BEGINNINGS

Began construction in 1885 and completed in 1888, Barasoain Church is a stunning example to the period in which Baroque architecture in Spanish structures built in the Philippines has become popular. The presence of the stone church also implies the presence of a well-built community with religion placed in great importance.

The stone church was constructed during the time of Fr. Juan Giron and was designed by Miguel Magpayo. It symbolized the founding of the town of Barasoain which was then a separate entity from the towns of Malolos and Santa Isabel. Years later after the Americans came to the country, the two towns will be again integrated with the town of Malolos with their parishes remaining as separate from one another.

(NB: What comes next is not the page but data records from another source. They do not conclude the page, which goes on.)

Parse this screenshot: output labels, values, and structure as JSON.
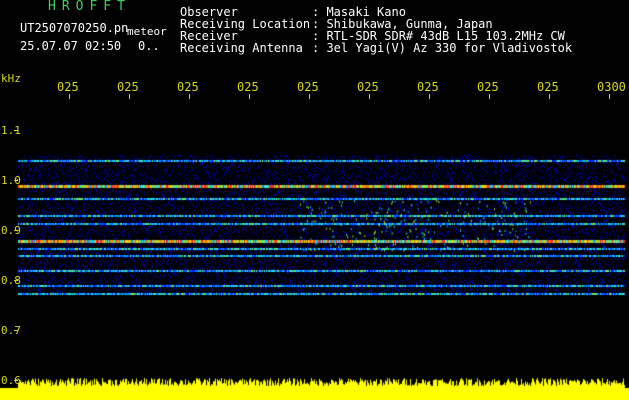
{
  "header": {
    "logo": "HROFFT",
    "filename": "UT2507070250.pn",
    "meteor_label": "meteor",
    "timestamp": "25.07.07 02:50",
    "extra_value": "0.."
  },
  "metadata": {
    "rows": [
      {
        "label": "Observer",
        "value": ": Masaki Kano"
      },
      {
        "label": "Receiving Location",
        "value": ": Shibukawa, Gunma, Japan"
      },
      {
        "label": "Receiver",
        "value": ": RTL-SDR SDR# 43dB L15 103.2MHz CW"
      },
      {
        "label": "Receiving Antenna",
        "value": ": 3el Yagi(V) Az 330 for Vladivostok"
      }
    ]
  },
  "chart_data": {
    "type": "heatmap",
    "ylabel": "kHz",
    "x_ticks": [
      "025",
      "025",
      "025",
      "025",
      "025",
      "025",
      "025",
      "025",
      "025",
      "0300"
    ],
    "y_ticks": [
      "1.1",
      "1.0",
      "0.9",
      "0.8",
      "0.7",
      "0.6"
    ],
    "ylim": [
      0.6,
      1.1
    ],
    "signal_lines_khz": [
      1.04,
      0.99,
      0.965,
      0.93,
      0.915,
      0.88,
      0.865,
      0.85,
      0.82,
      0.79,
      0.775
    ],
    "colors": {
      "axis": "#d8d820",
      "amplitude_band": "#ffff00",
      "background": "#000000"
    }
  }
}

DESIGN

​Barasoain Church is an example of the typical church-convent-patio design of churches built during the Spanish period. The structure adopts elementary and well defined lines following the period’s trends. Various European historical styles, predominantly Baroque revival, were employed. The eclectic composition made use of the Early Renaissance technique of transfiguring the classical temple form into a new shape, in the case of Barasoain, into a Baroque oval-based design of the church facade. Then details and elements from Romanesque and Neo-classic styles were proportionally copied with delicate balance onto the basic façade outline.

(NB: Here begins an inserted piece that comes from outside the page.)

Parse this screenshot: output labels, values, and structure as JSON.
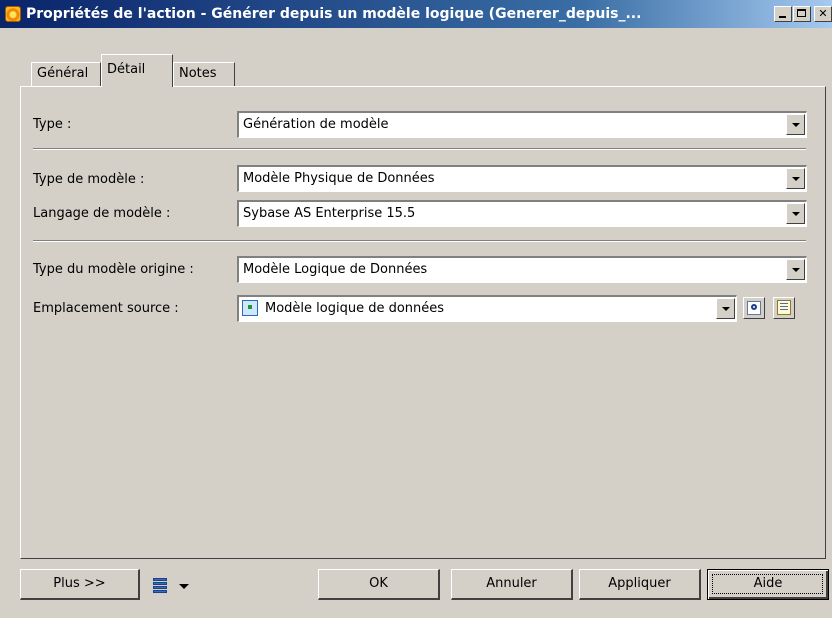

The architectural design was an austere version of the magnanimous European Baroque and Neo-Classic buildings built by master architects. Since Roman Catholic churches in the Philippines were built by missionaries, not master architects, obviously there was less articulation. Only Basilica type or larger churches found in first class towns and cities, afforded two bell towers, elaborate façade, painted ceilings, a pulpit, replica statue-filled and gilded retablo, landscaped patios and a cloister, while the rest settled for whatever resources were available, including local materials and manpower.

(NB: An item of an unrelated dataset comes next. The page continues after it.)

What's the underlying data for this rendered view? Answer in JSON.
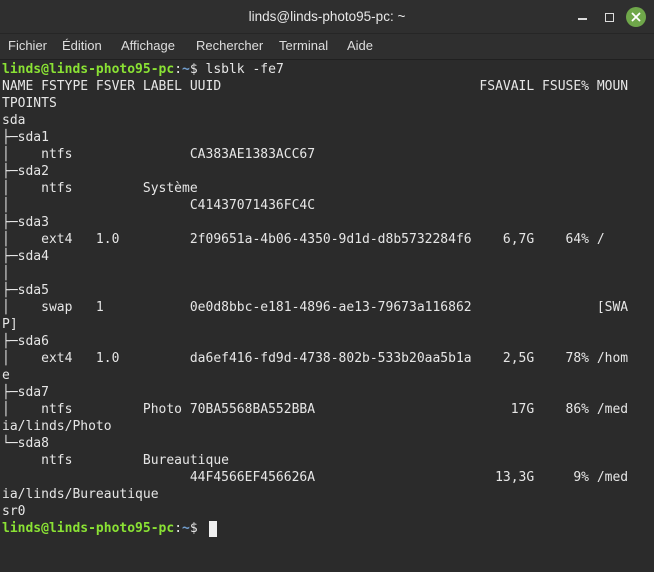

The church nave is very simple. Its single nave is subdivided into three open aisles, a central nave and two side aisles, by two symmetrical rows of wooden posts which support the roof superstructure and arched ceilings. The ceilings were reconstructed in the later part of 1980s approximating the original oval-arched (vaulted) ceilings. The new wooden retablo was then removed and relocated to another site, revealing the original stone altar that was covered for a long time. The floor was raised and replaced twice because of periodic flooding inside the church. The old baldoza tile finish was replaced with granolithic topping, then recently overlaid with Bulacan marble veneers.

The Romanesque revival is clearly portrayed by the rose window, the receding arches, the solid blank base wall of the bell tower, the arched windows and the machicolations of each bell tower tier, the battlements on the top tier and the tower terminating in a pointed pyramidal cap which follows the tower’s hexagonal plan. The bell tower cap has been replaced with different tops for a number of times.

The all-timber second floor construction depicts local architecture features such as continuous row, from one end of the façade to the other, of light transfusing capiz windows and transoms subdivided into several bays so that window panels could freely slide open or close for the desired mode of natural light and ventilation. Air circulation is reinforced by the ingenuously provided ventanilla on each of the bay centers below the window opening. Hand-lathed window mullions are the only ornamental accents of the convent edifice. Other cool features are its high ceilings, a corridor which also doubles as continuous balcony connecting the spacious rooms and the outdoors through wide open window bays, and the high-pitched roof that responds to any inclement weather.

The church also contains a bell tower with the adoration chapel, devotional chapel with racks for candles and several sculptures found around the structure. 

(c) 2019. Managed by DSMP - Commission on Social Communications

All rights reserved. Our Lady of Mount Carmel Parish - Barasoain Church